Believe in yourself and your dreams, even if no one else does.
That’s the message Olympic athlete Arianne Jones injected into the minds of students after speaking in Prince Rupert and Port Edward schools. Jones was part of Canada’s Olympic Luge team, finishing 13th in the Sochi Olympic Games in February.
“I had adversity to overcome. I had a big dream that nobody else believed I could accomplish,” said Jones. “I wanted to let the kids know if you have a dream believe in yourself and work hard because nobody else gets to decide if your dream is valid or not”
Jones started luging when she was 12, with her Olympic dream igniting when she was a forerunner for the 2010 Olympic Games in Vancouver.
“It was such an unbelievable experience … It lit a flame inside of me [that made me want to pursue it and compete for my country],” she said.

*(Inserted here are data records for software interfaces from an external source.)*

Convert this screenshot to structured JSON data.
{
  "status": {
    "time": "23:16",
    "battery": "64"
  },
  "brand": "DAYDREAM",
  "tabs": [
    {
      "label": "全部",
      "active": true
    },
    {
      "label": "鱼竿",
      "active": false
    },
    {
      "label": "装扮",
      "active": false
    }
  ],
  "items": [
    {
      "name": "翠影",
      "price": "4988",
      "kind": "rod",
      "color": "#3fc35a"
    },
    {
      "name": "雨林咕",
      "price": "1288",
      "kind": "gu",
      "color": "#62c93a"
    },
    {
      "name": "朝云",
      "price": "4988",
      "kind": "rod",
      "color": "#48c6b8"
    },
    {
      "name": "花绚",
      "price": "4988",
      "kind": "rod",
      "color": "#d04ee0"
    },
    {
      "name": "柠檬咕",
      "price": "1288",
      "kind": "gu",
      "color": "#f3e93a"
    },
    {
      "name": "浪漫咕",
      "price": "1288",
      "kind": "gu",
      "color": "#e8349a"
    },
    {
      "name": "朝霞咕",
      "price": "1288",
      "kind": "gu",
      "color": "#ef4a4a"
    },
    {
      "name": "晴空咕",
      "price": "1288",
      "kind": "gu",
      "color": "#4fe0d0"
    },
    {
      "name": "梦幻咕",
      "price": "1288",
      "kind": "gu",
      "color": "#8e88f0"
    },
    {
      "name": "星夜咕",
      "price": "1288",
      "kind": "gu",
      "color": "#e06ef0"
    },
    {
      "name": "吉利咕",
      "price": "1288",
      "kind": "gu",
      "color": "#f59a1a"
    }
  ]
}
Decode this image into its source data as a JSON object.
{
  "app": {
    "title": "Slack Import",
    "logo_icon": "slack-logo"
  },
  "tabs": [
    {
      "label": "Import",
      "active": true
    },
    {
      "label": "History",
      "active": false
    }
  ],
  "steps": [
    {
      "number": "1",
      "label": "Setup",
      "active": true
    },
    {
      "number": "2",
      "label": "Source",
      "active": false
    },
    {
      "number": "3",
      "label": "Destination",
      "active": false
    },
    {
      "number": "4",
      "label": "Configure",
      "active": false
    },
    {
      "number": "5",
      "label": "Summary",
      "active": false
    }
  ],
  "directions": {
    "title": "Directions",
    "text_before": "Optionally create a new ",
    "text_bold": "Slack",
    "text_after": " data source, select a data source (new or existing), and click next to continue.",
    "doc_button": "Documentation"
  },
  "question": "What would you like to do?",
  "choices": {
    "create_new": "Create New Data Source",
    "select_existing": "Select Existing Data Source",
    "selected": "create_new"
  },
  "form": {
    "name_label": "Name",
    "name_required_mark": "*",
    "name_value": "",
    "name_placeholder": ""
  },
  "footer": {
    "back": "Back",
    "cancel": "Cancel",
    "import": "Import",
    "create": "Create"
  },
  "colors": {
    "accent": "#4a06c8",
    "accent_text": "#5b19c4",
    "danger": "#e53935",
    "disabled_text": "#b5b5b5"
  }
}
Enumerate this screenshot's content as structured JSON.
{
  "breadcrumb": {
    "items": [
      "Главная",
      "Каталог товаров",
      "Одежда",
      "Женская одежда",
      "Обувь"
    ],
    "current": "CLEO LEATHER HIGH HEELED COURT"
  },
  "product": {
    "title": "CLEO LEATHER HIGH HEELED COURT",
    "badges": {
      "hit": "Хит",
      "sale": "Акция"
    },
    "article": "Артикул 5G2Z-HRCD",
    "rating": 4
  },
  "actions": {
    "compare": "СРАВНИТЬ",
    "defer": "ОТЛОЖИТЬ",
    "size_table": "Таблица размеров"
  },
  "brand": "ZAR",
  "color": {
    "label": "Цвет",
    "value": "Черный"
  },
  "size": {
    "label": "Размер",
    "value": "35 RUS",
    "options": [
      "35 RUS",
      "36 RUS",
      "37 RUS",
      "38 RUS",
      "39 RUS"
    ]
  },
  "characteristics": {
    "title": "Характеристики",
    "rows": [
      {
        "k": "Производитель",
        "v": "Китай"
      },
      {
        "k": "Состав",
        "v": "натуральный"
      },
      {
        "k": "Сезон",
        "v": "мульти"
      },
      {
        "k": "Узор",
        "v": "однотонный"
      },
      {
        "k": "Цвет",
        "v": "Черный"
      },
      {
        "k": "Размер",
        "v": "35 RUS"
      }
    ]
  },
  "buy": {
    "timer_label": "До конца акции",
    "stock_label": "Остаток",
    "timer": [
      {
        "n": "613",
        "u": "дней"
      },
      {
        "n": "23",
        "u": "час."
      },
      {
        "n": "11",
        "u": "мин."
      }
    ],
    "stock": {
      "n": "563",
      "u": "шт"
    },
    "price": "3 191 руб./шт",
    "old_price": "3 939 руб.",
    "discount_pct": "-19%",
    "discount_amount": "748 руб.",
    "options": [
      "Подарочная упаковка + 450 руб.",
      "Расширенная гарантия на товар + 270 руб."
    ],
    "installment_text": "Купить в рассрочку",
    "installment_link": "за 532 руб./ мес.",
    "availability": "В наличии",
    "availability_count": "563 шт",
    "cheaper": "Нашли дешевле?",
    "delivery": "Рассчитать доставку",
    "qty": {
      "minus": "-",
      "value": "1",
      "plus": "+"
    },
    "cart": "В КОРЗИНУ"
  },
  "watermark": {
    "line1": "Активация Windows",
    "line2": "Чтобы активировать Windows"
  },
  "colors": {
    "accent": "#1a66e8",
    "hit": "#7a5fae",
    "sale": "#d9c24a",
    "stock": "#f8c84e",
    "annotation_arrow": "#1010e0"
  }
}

But because luge is a gravity sport and Jones is smaller in stature and weight, her ambitions weren’t taken seriously.
“When I made a statement that I was going to try to make the national team, I didn’t have support from anyone. The coaching staff were very clear to me that they didn’t believe I could do it,” Jones said.
“Instead of crumbling, I decided that I was going to try and give it everything I possibly had.”
Jones’ efforts paid off because she made the national team, but the coaching staff still didn’t have faith in her up until she finished the season off in the top 10 ranking.
Jones has been on the national team for the three years, and had to compete for one of three spots against her counterparts for the Canadian Luge team that would compete in the 2014 Olympic Games in Sochi.
“There’s five world cups before Christmas, and we had achieve two top fourteen results in a world cup,” she said.
It wasn’t until the second last competition that Jones broke the top 14, earning 11th place in Whistler. With one more race to go in Salt Lake City, Jones had to place in the top 12 to achieve her dream.
At Salt Lake City’s competition Jones placed 11th in her first run but was disqualified after her second because of a sled malfunction, which mean she had to face off against a teammate in a head to head race in Calgary. The best of three runs would qualify for the Olympics.
“After the first race, my teammate had beat me by 1/100th of a second,” she said.
However, Jones won the second run which meant whoever won the final race was going to the Olympics. Despite the pressure, Jones ended up winning and left for the Olympics three days later.
“It was a journey that was incredibly difficult. It had amazing highs and devastating lows, but overall it turned me into the person I am today,” she said.
Jones said she’s thankful to her sponsor Pacific Northwest LNG for funding her trip to Prince Rupert to speak to share her story with students.
“I hope they take my story to heart.”